There are many potential explanations for the warming trend in the Panhandle but regardless of your preferred theory, backyard fruit growers need to adapt to deal with the change in chill.  The primary way to combat fewer chill hours is to evaluate your current fruiting plants and think about replacing high-chill varieties that no longer produce well with lower-chill varieties.  If you know the variety you have, look up the number of chill hours that variety requires.  If it’s an older variety that requires near the historical chill average or more, you may consider replacing it with a newer variety that requires fewer chilling hours.  For example, the popular old blueberry variety ‘TifBlue’ requires 600-700 chilling hours.  For most of the previous decade, we have either just barely or not reached that many chill hours, leading to a low fruit set.  Replacing ‘TifBlue’ with a newer, lower chill variety like ‘Powderblue’ will probably increase your blueberry production.  If you don’t know what variety of fruit tree or shrub you have, just observe the flowering period over the next spring or two.  If it doesn’t flower at all or flowers sporadically and you don’t make a good fruit yield, a high chill requirement very likely could be to blame and replacing it could enhance production!

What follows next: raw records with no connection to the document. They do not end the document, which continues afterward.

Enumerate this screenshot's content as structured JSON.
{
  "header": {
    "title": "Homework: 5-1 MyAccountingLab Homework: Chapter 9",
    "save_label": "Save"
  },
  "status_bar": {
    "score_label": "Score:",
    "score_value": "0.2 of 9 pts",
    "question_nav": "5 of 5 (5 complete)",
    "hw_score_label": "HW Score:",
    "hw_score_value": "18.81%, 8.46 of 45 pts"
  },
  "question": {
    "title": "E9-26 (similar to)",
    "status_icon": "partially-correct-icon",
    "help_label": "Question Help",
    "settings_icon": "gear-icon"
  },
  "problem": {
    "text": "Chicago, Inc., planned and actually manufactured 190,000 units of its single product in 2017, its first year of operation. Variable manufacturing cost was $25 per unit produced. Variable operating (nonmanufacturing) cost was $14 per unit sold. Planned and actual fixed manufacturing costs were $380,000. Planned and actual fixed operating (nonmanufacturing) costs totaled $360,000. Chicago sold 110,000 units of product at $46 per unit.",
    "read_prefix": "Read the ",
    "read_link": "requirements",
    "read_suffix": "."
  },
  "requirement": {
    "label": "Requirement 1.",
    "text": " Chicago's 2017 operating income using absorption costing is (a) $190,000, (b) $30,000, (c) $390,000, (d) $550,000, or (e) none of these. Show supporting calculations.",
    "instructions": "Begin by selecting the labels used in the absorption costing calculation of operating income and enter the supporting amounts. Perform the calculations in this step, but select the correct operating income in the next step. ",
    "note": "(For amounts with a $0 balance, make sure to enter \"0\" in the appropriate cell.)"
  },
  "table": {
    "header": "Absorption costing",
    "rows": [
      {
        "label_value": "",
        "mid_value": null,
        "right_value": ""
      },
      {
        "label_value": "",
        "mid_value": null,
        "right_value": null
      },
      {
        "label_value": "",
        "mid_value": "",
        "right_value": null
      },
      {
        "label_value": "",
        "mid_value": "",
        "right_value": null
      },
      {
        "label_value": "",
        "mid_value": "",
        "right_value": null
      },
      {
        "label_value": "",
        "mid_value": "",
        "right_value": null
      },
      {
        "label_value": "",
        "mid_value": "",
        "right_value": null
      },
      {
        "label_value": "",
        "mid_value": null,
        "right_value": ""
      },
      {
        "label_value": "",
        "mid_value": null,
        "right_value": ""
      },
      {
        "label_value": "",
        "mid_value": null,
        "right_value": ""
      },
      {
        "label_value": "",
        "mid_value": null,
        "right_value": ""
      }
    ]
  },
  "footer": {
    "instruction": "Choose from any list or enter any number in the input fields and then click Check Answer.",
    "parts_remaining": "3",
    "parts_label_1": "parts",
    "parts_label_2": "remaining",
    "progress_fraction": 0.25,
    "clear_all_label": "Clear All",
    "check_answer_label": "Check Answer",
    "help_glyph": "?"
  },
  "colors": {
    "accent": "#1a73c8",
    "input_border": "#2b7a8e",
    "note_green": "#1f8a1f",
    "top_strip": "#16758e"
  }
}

Though we’ve had an intensely cold start to 2022, if current trends continue, this wintry weather will most likely play out before we reach historic averages.  That doesn’t mean you can’t grow plenty of backyard fruit, it just requires adapting to the times with lower chill varieties!  To keep up with chill hour accumulation, visit and if you have any questions about fruiting plant variety selection, chilling hours and their effect on plants, or any other horticultural topic, contact your local UF/IFAS County Extension office!  Stay warm and happy gardening!